It is within the techno-graveyard of San Francisco that we see rows and rows of bald children disassembling electronic equipment to reuse the metal innards. But this is not just science fiction. This happens today in countries where children’s tiny fingers are put to work recycling our old cell phones and computers. In the process, they are exposed to lethal metals and toxins that wreak havoc on their young bodies. Like the machines they pry open with their delicate hands, the children are disposable – both in reality and in the film.
“Every civilization was built on the back of a disposable workforce.”

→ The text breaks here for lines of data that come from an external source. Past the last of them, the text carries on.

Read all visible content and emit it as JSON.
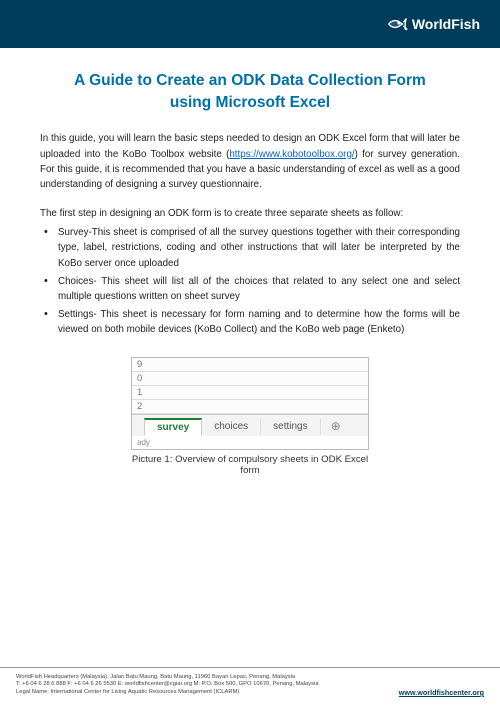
{
  "header": {
    "brand": "WorldFish"
  },
  "title_line1": "A Guide to Create an ODK Data Collection Form",
  "title_line2": "using Microsoft Excel",
  "intro": {
    "pre": "In this guide, you will learn the basic steps needed to design an ODK Excel form that will later be uploaded into the KoBo Toolbox website (",
    "link_text": "https://www.kobotoolbox.org/",
    "post": ") for survey generation. For this guide, it is recommended that you have a basic understanding of excel as well as a good understanding of designing a survey questionnaire."
  },
  "steps_lead": "The first step in designing an ODK form is to create three separate sheets as follow:",
  "bullets": [
    "Survey-This sheet is comprised of all the survey questions together with their corresponding type, label, restrictions, coding and other instructions that will later be interpreted by the KoBo server once uploaded",
    "Choices- This sheet will list all of the choices that related to any select one and select multiple questions written on sheet survey",
    "Settings- This sheet is necessary for form naming and to determine how the forms will be viewed on both mobile devices (KoBo Collect) and the KoBo web page (Enketo)"
  ],
  "excel": {
    "rows": [
      "9",
      "0",
      "1",
      "2"
    ],
    "tabs": [
      "survey",
      "choices",
      "settings"
    ],
    "active_tab_index": 0,
    "status": "ady"
  },
  "caption": "Picture 1: Overview of compulsory sheets in ODK Excel form",
  "footer": {
    "line1": "WorldFish Headquarters (Malaysia), Jalan Batu Maung, Batu Maung, 11960 Bayan Lepas, Penang, Malaysia",
    "line2": "T: +6 04 6 28 6 888    F: +6 04 6 26 5530    E: worldfishcenter@cgiar.org    M: P.O. Box 500, GPO 10670, Penang, Malaysia",
    "line3": "Legal Name: International Center for Living Aquatic Resources Management (ICLARM)",
    "url": "www.worldfishcenter.org"
  }
}
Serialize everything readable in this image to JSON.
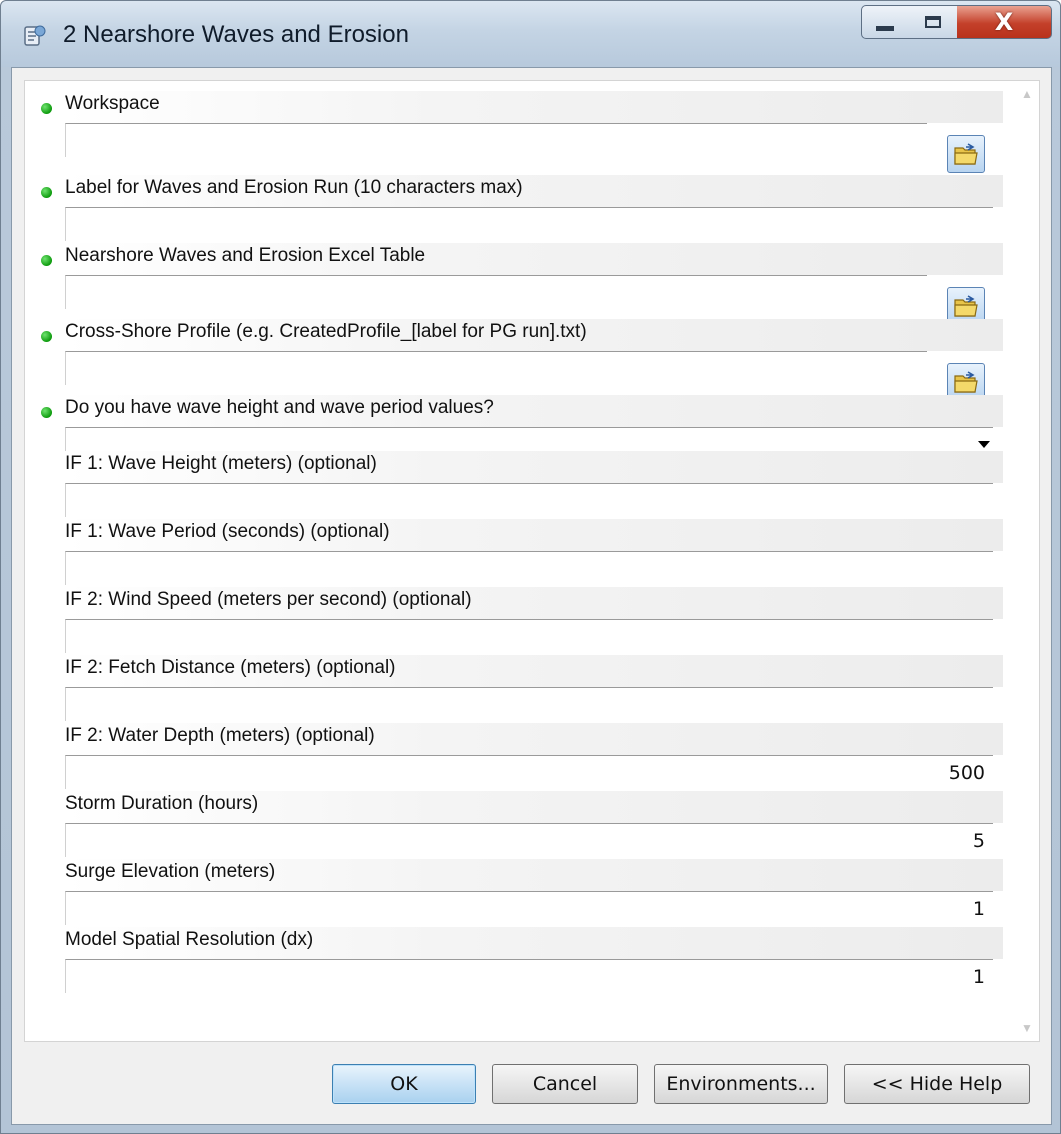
{
  "window": {
    "title": "2 Nearshore Waves and Erosion",
    "app_icon": "toolbox-script-icon",
    "controls": {
      "minimize": "—",
      "maximize": "☐",
      "close": "X"
    }
  },
  "params": [
    {
      "label": "Workspace",
      "required": true,
      "value": "",
      "browse": true
    },
    {
      "label": "Label for Waves and Erosion Run (10 characters max)",
      "required": true,
      "value": ""
    },
    {
      "label": "Nearshore Waves and Erosion Excel Table",
      "required": true,
      "value": "",
      "browse": true
    },
    {
      "label": "Cross-Shore Profile (e.g. CreatedProfile_[label for PG run].txt)",
      "required": true,
      "value": "",
      "browse": true
    },
    {
      "label": "Do you have wave height and wave period values?",
      "required": true,
      "value": "",
      "dropdown": true
    },
    {
      "label": "IF 1: Wave Height (meters) (optional)",
      "required": false,
      "value": ""
    },
    {
      "label": "IF 1: Wave Period (seconds) (optional)",
      "required": false,
      "value": ""
    },
    {
      "label": "IF 2: Wind Speed (meters per second) (optional)",
      "required": false,
      "value": ""
    },
    {
      "label": "IF 2: Fetch Distance (meters) (optional)",
      "required": false,
      "value": ""
    },
    {
      "label": "IF 2: Water Depth (meters) (optional)",
      "required": false,
      "value": "500"
    },
    {
      "label": "Storm Duration (hours)",
      "required": false,
      "value": "5"
    },
    {
      "label": "Surge Elevation (meters)",
      "required": false,
      "value": "1"
    },
    {
      "label": "Model Spatial Resolution (dx)",
      "required": false,
      "value": "1"
    }
  ],
  "buttons": {
    "ok": "OK",
    "cancel": "Cancel",
    "environments": "Environments...",
    "hide_help": "<< Hide Help"
  },
  "colors": {
    "required_dot": "#0d9a0d",
    "default_button": "#a9d1ef",
    "close_button": "#c4402a"
  }
}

Children are not the only dispensable ones. As I argued in “Watching ‘Blade Runner’ in the Age of Black Lives Matter,” the first movie contained an implicit critique of the still-embedded slave-class structure of America. 2049 reiterates the slavery theme. Replicants, like people of color in American history, are the forced labor that enables humanity to survive and the wealthy class to thrive. (Though I must note that 2049 repeats the mistake of having white actors in the major roles, relegating people of color to supporting parts.)
But as with every slave saga from Egypt to America, the spirit of freedom cannot be chained forever. And no matter how strong, how high, or how wide we try to build our walls to keep out the “undesirables,” we soon discover the truth. We have actually been imprisoning ourselves. And the ones we feared turn out to have eyes looking back at us from the mirror.
The god’s-eye view
Not only does the movie give us a god’s-eye view of the future of the planet, it also incorporates religious imagery and biblical references that got my attention as a theologian. Angels, miraculous births, and baptismal waters are all referenced in Blade Runner 2049. And the character of Wallace – the creative genius behind the next generation of Replicants – is supremely malevolent in his hubristic god-like power. He kills and makes alive, while planning to “storm Eden and retake her.” But we’ve already seen what happens when humans overtake Eden. The results are devastating, and fund nothing but an artificial world on the verge of collapse.
Is there hope?
A single bee answers that question. As we watch bee colonies collapsing today – canaries in our climate-crisis coal mine – I couldn’t help but note the irony of the bee on Officer K’s hand. He then discovers an entire thriving apiary in the desert. How is this possible? Bees need flowers. They need pollen, sunlight, greenery. Their presence means that somehow, somewhere, in this apparently god-forsaken world there is a resurgence of organic life . . . and hope.
Blade Runner 2049 does not show us the source of this fledgling life.
But we know it must exist, just as surely as the Replicants are rising to claim their humanity, their love, and their freedom. This hope in what is yet unseen is the reason for watching this film. When you go see it, keep this passage from Romans 8:18-25 in mind:
I consider that the sufferings of this present time are not worth comparing with the glory about to be revealed to us. 19For the creation waits with eager longing for the revealing of the children of God; 20for the creation was subjected to futility, not of its own will but by the will of the one who subjected it, in hope 21that the creation itself will be set free from its bondage to decay and will obtain the freedom of the glory of the children of God. 22We know that the whole creation has been groaning in labour pains until now; 23and not only the creation, but we ourselves, who have the first fruits of the Spirit, groan inwardly while we wait for adoption, the redemption of our bodies. 24For in hope we were saved. Now hope that is seen is not hope. For who hopes for what is seen? 25But if we hope for what we do not see, we wait for it with patience.
Leah D. Schade is the Assistant Professor of Preaching and Worship at Lexington Theological Seminary (Kentucky) and author of the book Creation-Crisis Preaching: Ecology, Theology, and the Pulpit (Chalice Press, 2015).
Leah’s pieces on the original Blade Runner: